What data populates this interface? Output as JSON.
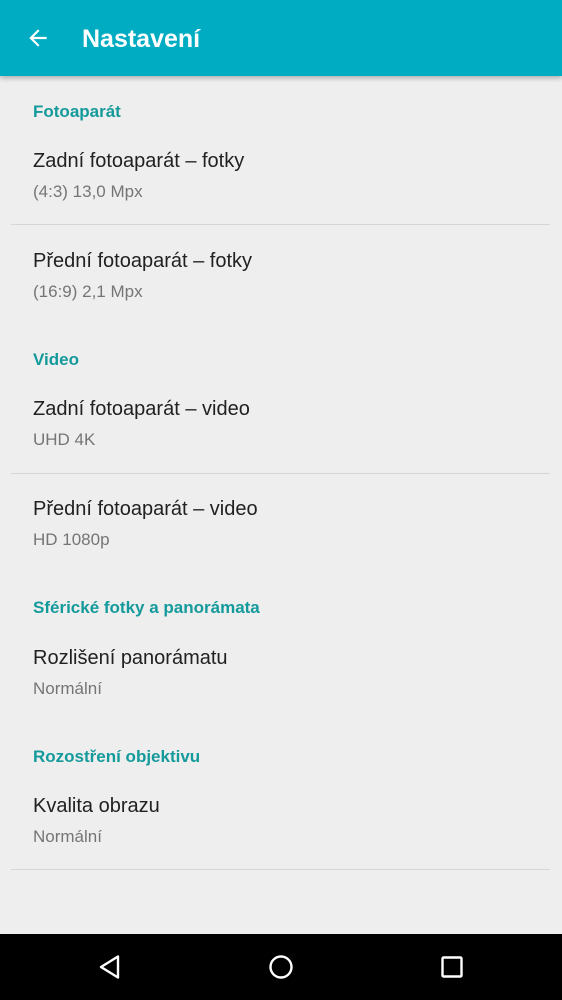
{
  "appbar": {
    "title": "Nastavení",
    "back_icon": "arrow-back-icon",
    "background": "#00acc1"
  },
  "sections": [
    {
      "header": "Fotoaparát",
      "items": [
        {
          "title": "Zadní fotoaparát – fotky",
          "summary": "(4:3) 13,0 Mpx"
        },
        {
          "title": "Přední fotoaparát – fotky",
          "summary": "(16:9) 2,1 Mpx"
        }
      ]
    },
    {
      "header": "Video",
      "items": [
        {
          "title": "Zadní fotoaparát – video",
          "summary": "UHD 4K"
        },
        {
          "title": "Přední fotoaparát – video",
          "summary": "HD 1080p"
        }
      ]
    },
    {
      "header": "Sférické fotky a panorámata",
      "items": [
        {
          "title": "Rozlišení panorámatu",
          "summary": "Normální"
        }
      ]
    },
    {
      "header": "Rozostření objektivu",
      "items": [
        {
          "title": "Kvalita obrazu",
          "summary": "Normální"
        }
      ]
    }
  ],
  "navbar": {
    "back_icon": "nav-back-triangle-icon",
    "home_icon": "nav-home-circle-icon",
    "recents_icon": "nav-recents-square-icon"
  },
  "colors": {
    "accent": "#159a9c",
    "background": "#eeeeee",
    "title_text": "#212121",
    "summary_text": "#757575"
  }
}
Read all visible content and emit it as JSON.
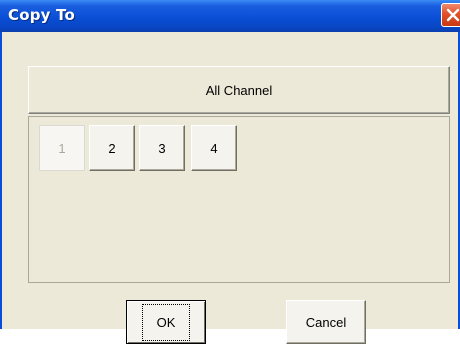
{
  "window": {
    "title": "Copy To",
    "title_color": "#0A4ED8"
  },
  "all_channel": {
    "label": "All Channel"
  },
  "channels": [
    {
      "label": "1",
      "enabled": false
    },
    {
      "label": "2",
      "enabled": true
    },
    {
      "label": "3",
      "enabled": true
    },
    {
      "label": "4",
      "enabled": true
    }
  ],
  "buttons": {
    "ok_label": "OK",
    "cancel_label": "Cancel"
  },
  "icons": {
    "close": "close-icon"
  }
}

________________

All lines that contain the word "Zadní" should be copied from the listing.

» Answer section:
          "title": "Zadní fotoaparát – fotky",
          "title": "Zadní fotoaparát – video",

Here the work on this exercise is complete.